## What you are asked to do
Line by line, copy the records below exactly.

(Website and app data records)
########

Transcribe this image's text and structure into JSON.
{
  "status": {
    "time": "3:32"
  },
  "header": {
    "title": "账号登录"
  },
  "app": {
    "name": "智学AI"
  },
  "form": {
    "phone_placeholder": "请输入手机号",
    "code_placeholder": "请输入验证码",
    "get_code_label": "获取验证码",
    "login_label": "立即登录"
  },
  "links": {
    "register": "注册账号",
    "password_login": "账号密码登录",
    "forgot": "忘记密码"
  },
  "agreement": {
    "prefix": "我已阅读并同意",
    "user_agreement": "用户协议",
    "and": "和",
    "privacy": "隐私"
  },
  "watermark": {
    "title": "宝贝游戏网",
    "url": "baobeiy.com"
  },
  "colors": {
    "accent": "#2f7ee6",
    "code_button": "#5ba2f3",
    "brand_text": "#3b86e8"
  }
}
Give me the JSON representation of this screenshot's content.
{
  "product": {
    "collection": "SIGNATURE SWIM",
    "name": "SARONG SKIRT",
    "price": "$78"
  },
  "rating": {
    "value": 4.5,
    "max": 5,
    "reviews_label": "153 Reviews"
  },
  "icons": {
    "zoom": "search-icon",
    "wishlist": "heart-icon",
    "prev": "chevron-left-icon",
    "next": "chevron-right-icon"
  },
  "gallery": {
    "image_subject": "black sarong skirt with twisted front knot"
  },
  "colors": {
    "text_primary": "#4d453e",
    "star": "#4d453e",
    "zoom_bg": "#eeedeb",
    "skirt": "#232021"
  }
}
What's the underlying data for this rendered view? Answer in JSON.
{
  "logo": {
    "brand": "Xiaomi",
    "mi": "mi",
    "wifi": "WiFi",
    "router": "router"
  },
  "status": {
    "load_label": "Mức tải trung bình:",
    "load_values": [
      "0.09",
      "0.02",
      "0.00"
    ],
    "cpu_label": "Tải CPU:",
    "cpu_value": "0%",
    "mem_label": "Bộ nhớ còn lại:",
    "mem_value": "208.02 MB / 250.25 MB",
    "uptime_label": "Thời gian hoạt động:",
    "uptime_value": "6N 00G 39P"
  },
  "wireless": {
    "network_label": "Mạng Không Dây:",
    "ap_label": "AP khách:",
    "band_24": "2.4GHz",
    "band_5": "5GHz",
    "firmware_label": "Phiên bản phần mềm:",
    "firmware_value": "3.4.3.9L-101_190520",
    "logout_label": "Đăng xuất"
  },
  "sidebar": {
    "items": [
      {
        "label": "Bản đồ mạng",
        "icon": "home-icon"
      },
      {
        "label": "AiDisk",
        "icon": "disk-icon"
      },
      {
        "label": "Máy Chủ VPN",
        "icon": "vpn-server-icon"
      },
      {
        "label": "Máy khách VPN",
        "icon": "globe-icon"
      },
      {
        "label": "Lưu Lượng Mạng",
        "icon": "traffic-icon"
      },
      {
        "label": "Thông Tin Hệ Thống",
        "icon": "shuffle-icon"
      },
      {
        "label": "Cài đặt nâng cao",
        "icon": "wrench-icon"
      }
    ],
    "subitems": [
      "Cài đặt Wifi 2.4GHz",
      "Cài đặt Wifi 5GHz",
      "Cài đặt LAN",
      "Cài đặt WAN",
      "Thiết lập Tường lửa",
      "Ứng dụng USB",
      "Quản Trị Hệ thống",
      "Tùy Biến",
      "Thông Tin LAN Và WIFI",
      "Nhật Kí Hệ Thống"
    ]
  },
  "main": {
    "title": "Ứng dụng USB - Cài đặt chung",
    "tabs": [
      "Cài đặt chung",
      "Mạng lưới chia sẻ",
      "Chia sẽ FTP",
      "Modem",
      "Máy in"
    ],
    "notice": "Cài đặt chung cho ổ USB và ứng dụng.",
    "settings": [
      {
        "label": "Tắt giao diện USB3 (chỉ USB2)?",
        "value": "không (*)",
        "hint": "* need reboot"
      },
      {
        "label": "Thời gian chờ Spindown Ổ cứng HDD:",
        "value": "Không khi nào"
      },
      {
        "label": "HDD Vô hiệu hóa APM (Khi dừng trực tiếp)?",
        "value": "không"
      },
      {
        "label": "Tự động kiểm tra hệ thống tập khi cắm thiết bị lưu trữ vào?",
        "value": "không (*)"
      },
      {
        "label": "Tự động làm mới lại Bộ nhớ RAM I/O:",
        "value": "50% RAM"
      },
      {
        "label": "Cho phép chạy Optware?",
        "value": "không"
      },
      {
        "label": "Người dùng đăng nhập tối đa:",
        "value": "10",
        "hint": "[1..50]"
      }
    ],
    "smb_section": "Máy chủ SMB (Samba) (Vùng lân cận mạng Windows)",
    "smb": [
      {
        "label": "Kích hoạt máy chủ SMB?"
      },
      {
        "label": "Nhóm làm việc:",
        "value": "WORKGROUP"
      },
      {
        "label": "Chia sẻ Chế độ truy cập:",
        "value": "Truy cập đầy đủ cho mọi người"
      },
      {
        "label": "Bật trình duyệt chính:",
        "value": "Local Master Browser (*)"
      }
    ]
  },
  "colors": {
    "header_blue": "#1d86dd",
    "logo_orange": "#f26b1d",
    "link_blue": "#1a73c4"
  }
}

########

## Expected output
Transcribe this image's text and structure into JSON.
{
  "status": {
    "time": "3:32"
  },
  "header": {
    "title": "账号登录"
  },
  "app": {
    "name": "智学AI"
  },
  "form": {
    "phone_placeholder": "请输入手机号",
    "code_placeholder": "请输入验证码",
    "get_code_label": "获取验证码",
    "login_label": "立即登录"
  },
  "links": {
    "register": "注册账号",
    "password_login": "账号密码登录",
    "forgot": "忘记密码"
  },
  "agreement": {
    "prefix": "我已阅读并同意",
    "user_agreement": "用户协议",
    "and": "和",
    "privacy": "隐私"
  },
  "watermark": {
    "title": "宝贝游戏网",
    "url": "baobeiy.com"
  },
  "colors": {
    "accent": "#2f7ee6",
    "code_button": "#5ba2f3",
    "brand_text": "#3b86e8"
  }
}
Give me the JSON representation of this screenshot's content.
{
  "product": {
    "collection": "SIGNATURE SWIM",
    "name": "SARONG SKIRT",
    "price": "$78"
  },
  "rating": {
    "value": 4.5,
    "max": 5,
    "reviews_label": "153 Reviews"
  },
  "icons": {
    "zoom": "search-icon",
    "wishlist": "heart-icon",
    "prev": "chevron-left-icon",
    "next": "chevron-right-icon"
  },
  "gallery": {
    "image_subject": "black sarong skirt with twisted front knot"
  },
  "colors": {
    "text_primary": "#4d453e",
    "star": "#4d453e",
    "zoom_bg": "#eeedeb",
    "skirt": "#232021"
  }
}
What's the underlying data for this rendered view? Answer in JSON.
{
  "logo": {
    "brand": "Xiaomi",
    "mi": "mi",
    "wifi": "WiFi",
    "router": "router"
  },
  "status": {
    "load_label": "Mức tải trung bình:",
    "load_values": [
      "0.09",
      "0.02",
      "0.00"
    ],
    "cpu_label": "Tải CPU:",
    "cpu_value": "0%",
    "mem_label": "Bộ nhớ còn lại:",
    "mem_value": "208.02 MB / 250.25 MB",
    "uptime_label": "Thời gian hoạt động:",
    "uptime_value": "6N 00G 39P"
  },
  "wireless": {
    "network_label": "Mạng Không Dây:",
    "ap_label": "AP khách:",
    "band_24": "2.4GHz",
    "band_5": "5GHz",
    "firmware_label": "Phiên bản phần mềm:",
    "firmware_value": "3.4.3.9L-101_190520",
    "logout_label": "Đăng xuất"
  },
  "sidebar": {
    "items": [
      {
        "label": "Bản đồ mạng",
        "icon": "home-icon"
      },
      {
        "label": "AiDisk",
        "icon": "disk-icon"
      },
      {
        "label": "Máy Chủ VPN",
        "icon": "vpn-server-icon"
      },
      {
        "label": "Máy khách VPN",
        "icon": "globe-icon"
      },
      {
        "label": "Lưu Lượng Mạng",
        "icon": "traffic-icon"
      },
      {
        "label": "Thông Tin Hệ Thống",
        "icon": "shuffle-icon"
      },
      {
        "label": "Cài đặt nâng cao",
        "icon": "wrench-icon"
      }
    ],
    "subitems": [
      "Cài đặt Wifi 2.4GHz",
      "Cài đặt Wifi 5GHz",
      "Cài đặt LAN",
      "Cài đặt WAN",
      "Thiết lập Tường lửa",
      "Ứng dụng USB",
      "Quản Trị Hệ thống",
      "Tùy Biến",
      "Thông Tin LAN Và WIFI",
      "Nhật Kí Hệ Thống"
    ]
  },
  "main": {
    "title": "Ứng dụng USB - Cài đặt chung",
    "tabs": [
      "Cài đặt chung",
      "Mạng lưới chia sẻ",
      "Chia sẽ FTP",
      "Modem",
      "Máy in"
    ],
    "notice": "Cài đặt chung cho ổ USB và ứng dụng.",
    "settings": [
      {
        "label": "Tắt giao diện USB3 (chỉ USB2)?",
        "value": "không (*)",
        "hint": "* need reboot"
      },
      {
        "label": "Thời gian chờ Spindown Ổ cứng HDD:",
        "value": "Không khi nào"
      },
      {
        "label": "HDD Vô hiệu hóa APM (Khi dừng trực tiếp)?",
        "value": "không"
      },
      {
        "label": "Tự động kiểm tra hệ thống tập khi cắm thiết bị lưu trữ vào?",
        "value": "không (*)"
      },
      {
        "label": "Tự động làm mới lại Bộ nhớ RAM I/O:",
        "value": "50% RAM"
      },
      {
        "label": "Cho phép chạy Optware?",
        "value": "không"
      },
      {
        "label": "Người dùng đăng nhập tối đa:",
        "value": "10",
        "hint": "[1..50]"
      }
    ],
    "smb_section": "Máy chủ SMB (Samba) (Vùng lân cận mạng Windows)",
    "smb": [
      {
        "label": "Kích hoạt máy chủ SMB?"
      },
      {
        "label": "Nhóm làm việc:",
        "value": "WORKGROUP"
      },
      {
        "label": "Chia sẻ Chế độ truy cập:",
        "value": "Truy cập đầy đủ cho mọi người"
      },
      {
        "label": "Bật trình duyệt chính:",
        "value": "Local Master Browser (*)"
      }
    ]
  },
  "colors": {
    "header_blue": "#1d86dd",
    "logo_orange": "#f26b1d",
    "link_blue": "#1a73c4"
  }
}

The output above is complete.